### EXERCISE AIM
Ignoring the pictures, repeat every entry below exactly as it appears.

### SOURCE MATERIAL
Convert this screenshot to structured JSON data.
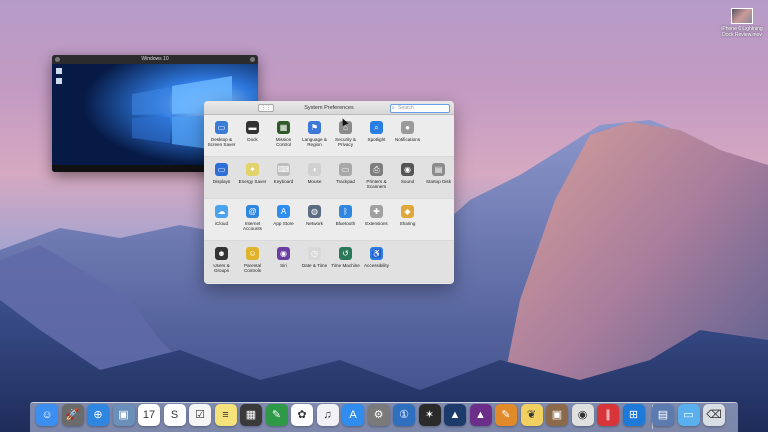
{
  "desktop": {
    "file_label": "iPhone 6 Lightning Dock Review.mov"
  },
  "vm_window": {
    "title": "Windows 10"
  },
  "sys_prefs": {
    "title": "System Preferences",
    "search_placeholder": "Search",
    "grid_button": "⋮⋮",
    "rows": [
      [
        {
          "label": "Desktop & Screen Saver",
          "icon": "desktop-icon",
          "color": "#3a7bd5",
          "glyph": "▭"
        },
        {
          "label": "Dock",
          "icon": "dock-icon",
          "color": "#333333",
          "glyph": "▬"
        },
        {
          "label": "Mission Control",
          "icon": "mission-control-icon",
          "color": "#2d5a27",
          "glyph": "▦"
        },
        {
          "label": "Language & Region",
          "icon": "flag-icon",
          "color": "#3b78d8",
          "glyph": "⚑"
        },
        {
          "label": "Security & Privacy",
          "icon": "house-lock-icon",
          "color": "#8a8a8a",
          "glyph": "⌂"
        },
        {
          "label": "Spotlight",
          "icon": "magnifier-icon",
          "color": "#2a7de1",
          "glyph": "⌕"
        },
        {
          "label": "Notifications",
          "icon": "notifications-icon",
          "color": "#9a9a9a",
          "glyph": "●"
        }
      ],
      [
        {
          "label": "Displays",
          "icon": "display-icon",
          "color": "#2d6fd6",
          "glyph": "▭"
        },
        {
          "label": "Energy Saver",
          "icon": "lightbulb-icon",
          "color": "#e2d36b",
          "glyph": "✦"
        },
        {
          "label": "Keyboard",
          "icon": "keyboard-icon",
          "color": "#bdbdbd",
          "glyph": "⌨"
        },
        {
          "label": "Mouse",
          "icon": "mouse-icon",
          "color": "#d0d0d0",
          "glyph": "◖"
        },
        {
          "label": "Trackpad",
          "icon": "trackpad-icon",
          "color": "#a8a8a8",
          "glyph": "▭"
        },
        {
          "label": "Printers & Scanners",
          "icon": "printer-icon",
          "color": "#7e7e7e",
          "glyph": "⎙"
        },
        {
          "label": "Sound",
          "icon": "speaker-icon",
          "color": "#555555",
          "glyph": "◉"
        },
        {
          "label": "Startup Disk",
          "icon": "disk-icon",
          "color": "#8c8c8c",
          "glyph": "▤"
        }
      ],
      [
        {
          "label": "iCloud",
          "icon": "cloud-icon",
          "color": "#4aa3ee",
          "glyph": "☁"
        },
        {
          "label": "Internet Accounts",
          "icon": "at-icon",
          "color": "#2e86de",
          "glyph": "@"
        },
        {
          "label": "App Store",
          "icon": "app-store-icon",
          "color": "#2f8df0",
          "glyph": "A"
        },
        {
          "label": "Network",
          "icon": "globe-icon",
          "color": "#5b6b82",
          "glyph": "◍"
        },
        {
          "label": "Bluetooth",
          "icon": "bluetooth-icon",
          "color": "#2f86e0",
          "glyph": "ᛒ"
        },
        {
          "label": "Extensions",
          "icon": "puzzle-icon",
          "color": "#a0a0a0",
          "glyph": "✚"
        },
        {
          "label": "Sharing",
          "icon": "sharing-icon",
          "color": "#e0a83a",
          "glyph": "◆"
        }
      ],
      [
        {
          "label": "Users & Groups",
          "icon": "users-icon",
          "color": "#333333",
          "glyph": "☻"
        },
        {
          "label": "Parental Controls",
          "icon": "parental-icon",
          "color": "#e0b32a",
          "glyph": "☺"
        },
        {
          "label": "Siri",
          "icon": "siri-icon",
          "color": "#6b3fa0",
          "glyph": "◉"
        },
        {
          "label": "Date & Time",
          "icon": "clock-icon",
          "color": "#d9d9d9",
          "glyph": "◷"
        },
        {
          "label": "Time Machine",
          "icon": "time-machine-icon",
          "color": "#2a7a5a",
          "glyph": "↺"
        },
        {
          "label": "Accessibility",
          "icon": "accessibility-icon",
          "color": "#2d7de0",
          "glyph": "♿"
        }
      ]
    ]
  },
  "dock": {
    "items": [
      {
        "name": "finder-icon",
        "color": "#3c8ff0",
        "glyph": "☺"
      },
      {
        "name": "launchpad-icon",
        "color": "#6b6b6b",
        "glyph": "🚀"
      },
      {
        "name": "safari-icon",
        "color": "#2f86e0",
        "glyph": "⊕"
      },
      {
        "name": "preview-icon",
        "color": "#6a8fb8",
        "glyph": "▣"
      },
      {
        "name": "calendar-icon",
        "color": "#ffffff",
        "glyph": "17"
      },
      {
        "name": "sketchbook-icon",
        "color": "#ffffff",
        "glyph": "S"
      },
      {
        "name": "reminders-icon",
        "color": "#f5f5f5",
        "glyph": "☑"
      },
      {
        "name": "notes-icon",
        "color": "#f6e27a",
        "glyph": "≡"
      },
      {
        "name": "calculator-icon",
        "color": "#3a3a3a",
        "glyph": "▦"
      },
      {
        "name": "evernote-icon",
        "color": "#2e9a48",
        "glyph": "✎"
      },
      {
        "name": "photos-icon",
        "color": "#ffffff",
        "glyph": "✿"
      },
      {
        "name": "itunes-icon",
        "color": "#f0f0f5",
        "glyph": "♫"
      },
      {
        "name": "app-store-icon",
        "color": "#2f8df0",
        "glyph": "A"
      },
      {
        "name": "system-preferences-icon",
        "color": "#7a7a7a",
        "glyph": "⚙"
      },
      {
        "name": "1password-icon",
        "color": "#2f6fbf",
        "glyph": "①"
      },
      {
        "name": "final-cut-icon",
        "color": "#2a2a2a",
        "glyph": "✶"
      },
      {
        "name": "affinity-designer-icon",
        "color": "#1c3b6b",
        "glyph": "▲"
      },
      {
        "name": "affinity-photo-icon",
        "color": "#6b2f8a",
        "glyph": "▲"
      },
      {
        "name": "pixelmator-icon",
        "color": "#e08a2a",
        "glyph": "✎"
      },
      {
        "name": "tes-butterfly-icon",
        "color": "#f0d060",
        "glyph": "❦"
      },
      {
        "name": "box-icon",
        "color": "#8a6a4a",
        "glyph": "▣"
      },
      {
        "name": "screenflow-icon",
        "color": "#e0e0e0",
        "glyph": "◉"
      },
      {
        "name": "parallels-icon",
        "color": "#d8353a",
        "glyph": "∥"
      },
      {
        "name": "windows-10-icon",
        "color": "#1e7ad8",
        "glyph": "⊞"
      },
      {
        "name": "image-stack-icon",
        "color": "#5a7ab0",
        "glyph": "▤"
      },
      {
        "name": "folder-icon",
        "color": "#5ab0ee",
        "glyph": "▭"
      },
      {
        "name": "trash-icon",
        "color": "#d9dde4",
        "glyph": "⌫"
      }
    ]
  }
}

### EXERCISE RESULT
Convert this screenshot to structured JSON data.
{
  "desktop": {
    "file_label": "iPhone 6 Lightning Dock Review.mov"
  },
  "vm_window": {
    "title": "Windows 10"
  },
  "sys_prefs": {
    "title": "System Preferences",
    "search_placeholder": "Search",
    "grid_button": "⋮⋮",
    "rows": [
      [
        {
          "label": "Desktop & Screen Saver",
          "icon": "desktop-icon",
          "color": "#3a7bd5",
          "glyph": "▭"
        },
        {
          "label": "Dock",
          "icon": "dock-icon",
          "color": "#333333",
          "glyph": "▬"
        },
        {
          "label": "Mission Control",
          "icon": "mission-control-icon",
          "color": "#2d5a27",
          "glyph": "▦"
        },
        {
          "label": "Language & Region",
          "icon": "flag-icon",
          "color": "#3b78d8",
          "glyph": "⚑"
        },
        {
          "label": "Security & Privacy",
          "icon": "house-lock-icon",
          "color": "#8a8a8a",
          "glyph": "⌂"
        },
        {
          "label": "Spotlight",
          "icon": "magnifier-icon",
          "color": "#2a7de1",
          "glyph": "⌕"
        },
        {
          "label": "Notifications",
          "icon": "notifications-icon",
          "color": "#9a9a9a",
          "glyph": "●"
        }
      ],
      [
        {
          "label": "Displays",
          "icon": "display-icon",
          "color": "#2d6fd6",
          "glyph": "▭"
        },
        {
          "label": "Energy Saver",
          "icon": "lightbulb-icon",
          "color": "#e2d36b",
          "glyph": "✦"
        },
        {
          "label": "Keyboard",
          "icon": "keyboard-icon",
          "color": "#bdbdbd",
          "glyph": "⌨"
        },
        {
          "label": "Mouse",
          "icon": "mouse-icon",
          "color": "#d0d0d0",
          "glyph": "◖"
        },
        {
          "label": "Trackpad",
          "icon": "trackpad-icon",
          "color": "#a8a8a8",
          "glyph": "▭"
        },
        {
          "label": "Printers & Scanners",
          "icon": "printer-icon",
          "color": "#7e7e7e",
          "glyph": "⎙"
        },
        {
          "label": "Sound",
          "icon": "speaker-icon",
          "color": "#555555",
          "glyph": "◉"
        },
        {
          "label": "Startup Disk",
          "icon": "disk-icon",
          "color": "#8c8c8c",
          "glyph": "▤"
        }
      ],
      [
        {
          "label": "iCloud",
          "icon": "cloud-icon",
          "color": "#4aa3ee",
          "glyph": "☁"
        },
        {
          "label": "Internet Accounts",
          "icon": "at-icon",
          "color": "#2e86de",
          "glyph": "@"
        },
        {
          "label": "App Store",
          "icon": "app-store-icon",
          "color": "#2f8df0",
          "glyph": "A"
        },
        {
          "label": "Network",
          "icon": "globe-icon",
          "color": "#5b6b82",
          "glyph": "◍"
        },
        {
          "label": "Bluetooth",
          "icon": "bluetooth-icon",
          "color": "#2f86e0",
          "glyph": "ᛒ"
        },
        {
          "label": "Extensions",
          "icon": "puzzle-icon",
          "color": "#a0a0a0",
          "glyph": "✚"
        },
        {
          "label": "Sharing",
          "icon": "sharing-icon",
          "color": "#e0a83a",
          "glyph": "◆"
        }
      ],
      [
        {
          "label": "Users & Groups",
          "icon": "users-icon",
          "color": "#333333",
          "glyph": "☻"
        },
        {
          "label": "Parental Controls",
          "icon": "parental-icon",
          "color": "#e0b32a",
          "glyph": "☺"
        },
        {
          "label": "Siri",
          "icon": "siri-icon",
          "color": "#6b3fa0",
          "glyph": "◉"
        },
        {
          "label": "Date & Time",
          "icon": "clock-icon",
          "color": "#d9d9d9",
          "glyph": "◷"
        },
        {
          "label": "Time Machine",
          "icon": "time-machine-icon",
          "color": "#2a7a5a",
          "glyph": "↺"
        },
        {
          "label": "Accessibility",
          "icon": "accessibility-icon",
          "color": "#2d7de0",
          "glyph": "♿"
        }
      ]
    ]
  },
  "dock": {
    "items": [
      {
        "name": "finder-icon",
        "color": "#3c8ff0",
        "glyph": "☺"
      },
      {
        "name": "launchpad-icon",
        "color": "#6b6b6b",
        "glyph": "🚀"
      },
      {
        "name": "safari-icon",
        "color": "#2f86e0",
        "glyph": "⊕"
      },
      {
        "name": "preview-icon",
        "color": "#6a8fb8",
        "glyph": "▣"
      },
      {
        "name": "calendar-icon",
        "color": "#ffffff",
        "glyph": "17"
      },
      {
        "name": "sketchbook-icon",
        "color": "#ffffff",
        "glyph": "S"
      },
      {
        "name": "reminders-icon",
        "color": "#f5f5f5",
        "glyph": "☑"
      },
      {
        "name": "notes-icon",
        "color": "#f6e27a",
        "glyph": "≡"
      },
      {
        "name": "calculator-icon",
        "color": "#3a3a3a",
        "glyph": "▦"
      },
      {
        "name": "evernote-icon",
        "color": "#2e9a48",
        "glyph": "✎"
      },
      {
        "name": "photos-icon",
        "color": "#ffffff",
        "glyph": "✿"
      },
      {
        "name": "itunes-icon",
        "color": "#f0f0f5",
        "glyph": "♫"
      },
      {
        "name": "app-store-icon",
        "color": "#2f8df0",
        "glyph": "A"
      },
      {
        "name": "system-preferences-icon",
        "color": "#7a7a7a",
        "glyph": "⚙"
      },
      {
        "name": "1password-icon",
        "color": "#2f6fbf",
        "glyph": "①"
      },
      {
        "name": "final-cut-icon",
        "color": "#2a2a2a",
        "glyph": "✶"
      },
      {
        "name": "affinity-designer-icon",
        "color": "#1c3b6b",
        "glyph": "▲"
      },
      {
        "name": "affinity-photo-icon",
        "color": "#6b2f8a",
        "glyph": "▲"
      },
      {
        "name": "pixelmator-icon",
        "color": "#e08a2a",
        "glyph": "✎"
      },
      {
        "name": "tes-butterfly-icon",
        "color": "#f0d060",
        "glyph": "❦"
      },
      {
        "name": "box-icon",
        "color": "#8a6a4a",
        "glyph": "▣"
      },
      {
        "name": "screenflow-icon",
        "color": "#e0e0e0",
        "glyph": "◉"
      },
      {
        "name": "parallels-icon",
        "color": "#d8353a",
        "glyph": "∥"
      },
      {
        "name": "windows-10-icon",
        "color": "#1e7ad8",
        "glyph": "⊞"
      },
      {
        "name": "image-stack-icon",
        "color": "#5a7ab0",
        "glyph": "▤"
      },
      {
        "name": "folder-icon",
        "color": "#5ab0ee",
        "glyph": "▭"
      },
      {
        "name": "trash-icon",
        "color": "#d9dde4",
        "glyph": "⌫"
      }
    ]
  }
}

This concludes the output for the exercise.